▶ [Brief]
Each line below should be written out again without any change.
-=-=-
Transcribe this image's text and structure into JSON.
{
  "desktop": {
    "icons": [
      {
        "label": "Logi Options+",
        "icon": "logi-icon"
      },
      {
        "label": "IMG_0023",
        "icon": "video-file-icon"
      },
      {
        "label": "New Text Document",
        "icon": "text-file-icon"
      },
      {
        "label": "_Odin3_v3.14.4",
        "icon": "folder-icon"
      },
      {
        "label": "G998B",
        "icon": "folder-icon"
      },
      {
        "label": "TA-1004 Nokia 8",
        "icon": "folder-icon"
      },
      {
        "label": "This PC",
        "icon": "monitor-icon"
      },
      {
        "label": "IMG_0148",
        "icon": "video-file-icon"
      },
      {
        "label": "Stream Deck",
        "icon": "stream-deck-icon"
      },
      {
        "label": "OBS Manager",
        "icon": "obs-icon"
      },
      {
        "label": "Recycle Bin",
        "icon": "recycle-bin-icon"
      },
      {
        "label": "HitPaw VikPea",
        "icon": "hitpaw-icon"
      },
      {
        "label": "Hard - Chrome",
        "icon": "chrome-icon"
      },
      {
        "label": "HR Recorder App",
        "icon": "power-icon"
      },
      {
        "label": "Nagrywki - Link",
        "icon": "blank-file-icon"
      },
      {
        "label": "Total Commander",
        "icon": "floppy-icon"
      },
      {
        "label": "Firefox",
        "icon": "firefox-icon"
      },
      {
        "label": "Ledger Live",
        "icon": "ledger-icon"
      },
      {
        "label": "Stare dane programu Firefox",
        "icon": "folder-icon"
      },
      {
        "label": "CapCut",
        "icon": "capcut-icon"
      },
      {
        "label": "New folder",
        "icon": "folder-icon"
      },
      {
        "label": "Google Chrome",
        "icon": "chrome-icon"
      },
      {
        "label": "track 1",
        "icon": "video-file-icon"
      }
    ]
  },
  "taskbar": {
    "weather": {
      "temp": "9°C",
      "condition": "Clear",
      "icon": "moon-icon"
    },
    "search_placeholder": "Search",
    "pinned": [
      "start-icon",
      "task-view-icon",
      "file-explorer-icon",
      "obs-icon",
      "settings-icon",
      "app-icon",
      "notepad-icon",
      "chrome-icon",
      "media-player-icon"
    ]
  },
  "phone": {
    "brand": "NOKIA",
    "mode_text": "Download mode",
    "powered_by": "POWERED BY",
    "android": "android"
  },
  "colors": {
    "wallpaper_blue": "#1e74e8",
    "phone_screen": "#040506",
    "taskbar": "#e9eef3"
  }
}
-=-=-
▶ [Written solution]
Transcribe this image's text and structure into JSON.
{
  "desktop": {
    "icons": [
      {
        "label": "Logi Options+",
        "icon": "logi-icon"
      },
      {
        "label": "IMG_0023",
        "icon": "video-file-icon"
      },
      {
        "label": "New Text Document",
        "icon": "text-file-icon"
      },
      {
        "label": "_Odin3_v3.14.4",
        "icon": "folder-icon"
      },
      {
        "label": "G998B",
        "icon": "folder-icon"
      },
      {
        "label": "TA-1004 Nokia 8",
        "icon": "folder-icon"
      },
      {
        "label": "This PC",
        "icon": "monitor-icon"
      },
      {
        "label": "IMG_0148",
        "icon": "video-file-icon"
      },
      {
        "label": "Stream Deck",
        "icon": "stream-deck-icon"
      },
      {
        "label": "OBS Manager",
        "icon": "obs-icon"
      },
      {
        "label": "Recycle Bin",
        "icon": "recycle-bin-icon"
      },
      {
        "label": "HitPaw VikPea",
        "icon": "hitpaw-icon"
      },
      {
        "label": "Hard - Chrome",
        "icon": "chrome-icon"
      },
      {
        "label": "HR Recorder App",
        "icon": "power-icon"
      },
      {
        "label": "Nagrywki - Link",
        "icon": "blank-file-icon"
      },
      {
        "label": "Total Commander",
        "icon": "floppy-icon"
      },
      {
        "label": "Firefox",
        "icon": "firefox-icon"
      },
      {
        "label": "Ledger Live",
        "icon": "ledger-icon"
      },
      {
        "label": "Stare dane programu Firefox",
        "icon": "folder-icon"
      },
      {
        "label": "CapCut",
        "icon": "capcut-icon"
      },
      {
        "label": "New folder",
        "icon": "folder-icon"
      },
      {
        "label": "Google Chrome",
        "icon": "chrome-icon"
      },
      {
        "label": "track 1",
        "icon": "video-file-icon"
      }
    ]
  },
  "taskbar": {
    "weather": {
      "temp": "9°C",
      "condition": "Clear",
      "icon": "moon-icon"
    },
    "search_placeholder": "Search",
    "pinned": [
      "start-icon",
      "task-view-icon",
      "file-explorer-icon",
      "obs-icon",
      "settings-icon",
      "app-icon",
      "notepad-icon",
      "chrome-icon",
      "media-player-icon"
    ]
  },
  "phone": {
    "brand": "NOKIA",
    "mode_text": "Download mode",
    "powered_by": "POWERED BY",
    "android": "android"
  },
  "colors": {
    "wallpaper_blue": "#1e74e8",
    "phone_screen": "#040506",
    "taskbar": "#e9eef3"
  }
}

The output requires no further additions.